A winning lottery ticket launches adventure and shenanigans from artist to opera star, cop to criminal and beyond. René Clair's musical-comedy ensemble film takes us through class struggles and the healing power of money. Bookended by a high-flying party that mixes all peoples high and low, with plot turns that include mistaken identity, secret police run the same way as secret criminal organizations, temperamental artists, bureaucracy, love triangles, and an overcoat. Joie de vivre!
Laurel and Hardy wind up in prison in their first full-length sound star vehicle. Highlights include a musical interlude and an appropriately kooky prison riot. Otherwise, it's...fine.
A chorus girl turned prostitute finds genuine romance with a young American soldier in wwI London. Like I said, I grew up on Frankenstein, and didn't know Mae Clarke from much else (she was replaced by Valerie Hobson for The Bride of...), so this performance was a revelation for me. So seamless, so natural, it could exist in any decade of cinema and be praised. Harrowing London bombing scenes make for extensive sets, impressive camera work, explosive special effects, and a blunt, disappointing final shot.
Gossip, drama, and trauma, all happening on the stoop of a New York apartment building during a heat wave. Its stage origins are ever-present, right down to Beulah Bondi's showy (though appropriate!) performance. Frank conversations about class, racism, xenophobia, religious bias; you know, all of America in one Hell's Kitchen street corner. It's a little uneven: Act One is the most stage-y, Act Two is suspenseful and incredible, and Act Three feels overlong. King Vidor directs the hell out of the crowd scenes.
A psychic's assistant fails upward into becoming an efficiency expert for a bakery. The sets are to die for, the costumes worn (and sometimes not worn!) by the Goldwyn Girls do their job, and Charlotte Greenwood steals the show as a brassy health expert who shows the staff of beauties how to keep their figures. Eddie Cantor is the star; he looks better in drag than he does in blackface (yeesh!). Some fine musical numbers!

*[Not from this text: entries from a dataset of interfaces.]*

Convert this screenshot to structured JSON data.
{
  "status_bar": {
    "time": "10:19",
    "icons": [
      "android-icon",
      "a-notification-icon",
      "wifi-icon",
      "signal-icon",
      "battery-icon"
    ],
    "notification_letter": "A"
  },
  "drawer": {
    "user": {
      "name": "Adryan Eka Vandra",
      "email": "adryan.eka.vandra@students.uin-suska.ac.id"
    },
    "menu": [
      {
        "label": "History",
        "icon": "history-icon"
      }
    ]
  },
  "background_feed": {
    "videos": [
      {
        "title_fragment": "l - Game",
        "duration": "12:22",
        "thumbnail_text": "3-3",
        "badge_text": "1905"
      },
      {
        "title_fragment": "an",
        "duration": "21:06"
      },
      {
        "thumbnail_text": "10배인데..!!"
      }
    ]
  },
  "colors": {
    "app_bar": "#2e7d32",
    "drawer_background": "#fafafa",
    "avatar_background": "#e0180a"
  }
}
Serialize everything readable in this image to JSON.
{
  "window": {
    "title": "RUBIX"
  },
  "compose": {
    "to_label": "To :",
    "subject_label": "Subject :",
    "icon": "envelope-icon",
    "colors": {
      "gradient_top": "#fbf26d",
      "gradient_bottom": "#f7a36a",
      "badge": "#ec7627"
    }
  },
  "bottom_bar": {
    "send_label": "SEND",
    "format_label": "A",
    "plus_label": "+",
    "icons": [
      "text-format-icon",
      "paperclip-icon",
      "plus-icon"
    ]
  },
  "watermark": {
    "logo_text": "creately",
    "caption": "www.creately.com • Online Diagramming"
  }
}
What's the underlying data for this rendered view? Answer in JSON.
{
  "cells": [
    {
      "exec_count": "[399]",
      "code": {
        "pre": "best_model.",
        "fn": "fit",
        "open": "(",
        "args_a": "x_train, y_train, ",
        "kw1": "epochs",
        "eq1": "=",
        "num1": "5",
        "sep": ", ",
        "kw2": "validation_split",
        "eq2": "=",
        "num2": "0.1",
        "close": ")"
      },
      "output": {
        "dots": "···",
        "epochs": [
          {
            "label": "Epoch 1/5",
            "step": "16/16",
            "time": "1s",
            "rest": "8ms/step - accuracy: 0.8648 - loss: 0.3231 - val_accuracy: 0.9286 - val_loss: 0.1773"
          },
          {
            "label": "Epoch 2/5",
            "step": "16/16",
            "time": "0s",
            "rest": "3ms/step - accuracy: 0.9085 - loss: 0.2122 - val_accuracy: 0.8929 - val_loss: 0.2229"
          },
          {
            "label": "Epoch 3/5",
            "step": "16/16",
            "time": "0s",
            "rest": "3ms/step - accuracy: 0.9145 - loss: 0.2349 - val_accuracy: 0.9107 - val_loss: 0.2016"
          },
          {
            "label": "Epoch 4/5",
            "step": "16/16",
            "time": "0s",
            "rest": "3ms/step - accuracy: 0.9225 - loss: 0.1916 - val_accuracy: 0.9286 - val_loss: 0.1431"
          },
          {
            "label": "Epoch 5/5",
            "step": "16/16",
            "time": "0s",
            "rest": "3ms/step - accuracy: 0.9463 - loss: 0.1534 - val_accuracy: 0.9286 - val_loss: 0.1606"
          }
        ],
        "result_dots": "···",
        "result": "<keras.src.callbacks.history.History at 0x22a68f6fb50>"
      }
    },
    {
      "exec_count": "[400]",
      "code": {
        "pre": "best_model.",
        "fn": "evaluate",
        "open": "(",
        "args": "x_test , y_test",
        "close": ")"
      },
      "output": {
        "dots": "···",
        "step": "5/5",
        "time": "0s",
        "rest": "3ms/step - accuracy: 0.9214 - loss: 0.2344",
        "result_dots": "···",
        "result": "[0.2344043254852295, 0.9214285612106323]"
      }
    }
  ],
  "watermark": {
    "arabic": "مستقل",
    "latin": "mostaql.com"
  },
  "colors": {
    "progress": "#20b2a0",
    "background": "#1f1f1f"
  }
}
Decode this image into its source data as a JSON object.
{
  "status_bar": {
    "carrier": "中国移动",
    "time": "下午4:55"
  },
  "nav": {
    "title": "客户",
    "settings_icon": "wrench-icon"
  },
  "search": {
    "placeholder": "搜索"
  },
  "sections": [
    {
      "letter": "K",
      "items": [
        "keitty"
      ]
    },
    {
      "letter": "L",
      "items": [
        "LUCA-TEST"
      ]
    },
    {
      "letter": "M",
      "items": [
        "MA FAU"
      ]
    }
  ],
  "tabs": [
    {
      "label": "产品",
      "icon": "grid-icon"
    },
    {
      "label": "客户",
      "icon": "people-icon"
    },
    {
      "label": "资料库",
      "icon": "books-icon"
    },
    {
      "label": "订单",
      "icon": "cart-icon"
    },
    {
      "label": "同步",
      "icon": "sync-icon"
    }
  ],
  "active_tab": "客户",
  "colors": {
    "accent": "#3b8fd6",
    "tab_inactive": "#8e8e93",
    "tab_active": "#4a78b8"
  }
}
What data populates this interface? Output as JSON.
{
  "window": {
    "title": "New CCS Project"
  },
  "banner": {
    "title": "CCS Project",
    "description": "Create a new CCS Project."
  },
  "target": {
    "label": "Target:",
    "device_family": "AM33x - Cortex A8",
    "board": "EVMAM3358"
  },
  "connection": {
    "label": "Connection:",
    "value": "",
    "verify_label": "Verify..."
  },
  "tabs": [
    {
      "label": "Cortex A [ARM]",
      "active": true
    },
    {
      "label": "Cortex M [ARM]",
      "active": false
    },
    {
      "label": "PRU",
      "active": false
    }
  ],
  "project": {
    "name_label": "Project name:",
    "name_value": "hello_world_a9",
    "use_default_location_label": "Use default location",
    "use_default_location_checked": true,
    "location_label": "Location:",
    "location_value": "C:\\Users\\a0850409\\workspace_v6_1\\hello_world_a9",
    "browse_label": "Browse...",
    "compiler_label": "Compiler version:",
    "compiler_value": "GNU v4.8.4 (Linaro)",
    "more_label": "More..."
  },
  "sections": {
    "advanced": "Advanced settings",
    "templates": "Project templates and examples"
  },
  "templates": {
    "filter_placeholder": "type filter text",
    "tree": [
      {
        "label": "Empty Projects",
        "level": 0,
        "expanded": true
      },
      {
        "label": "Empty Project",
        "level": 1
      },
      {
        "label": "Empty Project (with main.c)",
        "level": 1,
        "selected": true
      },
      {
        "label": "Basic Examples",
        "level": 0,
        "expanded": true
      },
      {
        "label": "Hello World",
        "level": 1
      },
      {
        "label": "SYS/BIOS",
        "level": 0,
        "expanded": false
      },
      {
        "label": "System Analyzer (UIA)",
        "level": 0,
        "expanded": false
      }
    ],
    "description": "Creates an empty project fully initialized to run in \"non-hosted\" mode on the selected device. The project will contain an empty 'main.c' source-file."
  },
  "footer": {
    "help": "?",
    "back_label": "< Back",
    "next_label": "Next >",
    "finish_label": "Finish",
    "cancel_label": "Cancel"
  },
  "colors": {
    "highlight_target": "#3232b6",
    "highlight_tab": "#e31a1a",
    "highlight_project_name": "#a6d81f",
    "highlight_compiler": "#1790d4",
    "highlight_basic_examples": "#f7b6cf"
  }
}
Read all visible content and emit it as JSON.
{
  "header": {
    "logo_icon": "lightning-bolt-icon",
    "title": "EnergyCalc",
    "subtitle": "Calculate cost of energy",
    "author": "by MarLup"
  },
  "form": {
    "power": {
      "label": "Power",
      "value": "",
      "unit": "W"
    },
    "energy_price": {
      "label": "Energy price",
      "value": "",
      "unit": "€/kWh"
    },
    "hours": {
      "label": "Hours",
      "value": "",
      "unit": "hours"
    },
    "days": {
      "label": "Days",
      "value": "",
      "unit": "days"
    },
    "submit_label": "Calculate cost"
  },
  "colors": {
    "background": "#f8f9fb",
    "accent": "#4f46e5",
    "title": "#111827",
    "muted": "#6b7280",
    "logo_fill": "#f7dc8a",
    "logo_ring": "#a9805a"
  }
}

Chinatown After Dark
A valuable knife inspires murder, kidnapping, and more. Oddball story elements include: a comical detective convinced he has his culprit based on little except instinct, a classic "dragon lady" stereotype played by a white woman sans makeup or accent, and a white girl adopted by a Chinese man who has adopted a Chinese name ... and accent. A curious, cheap little film, casually racist but even out of its depth there.
Cheeky journalist weds socialite. It's a funny flick with an appealing cast, even if it wildly veers from smart and witty to cartoonish and over-the-top (Walter Catlett - what's he doing, exactly?). Jean Harlow, Halliwell Hobbes and Louise Closser Hale all share MVP distinction; Loretta Young is kind of wasted. I really loved the floors in this movie, marvelously showcased during a party sequence.
Other First Quarter Films
Five Star Final
The Sin of Madelon Claudet
The Smiling Lieutenant
The Star Witness
Tomorrow: November 1st, 1931-January 31st, 1931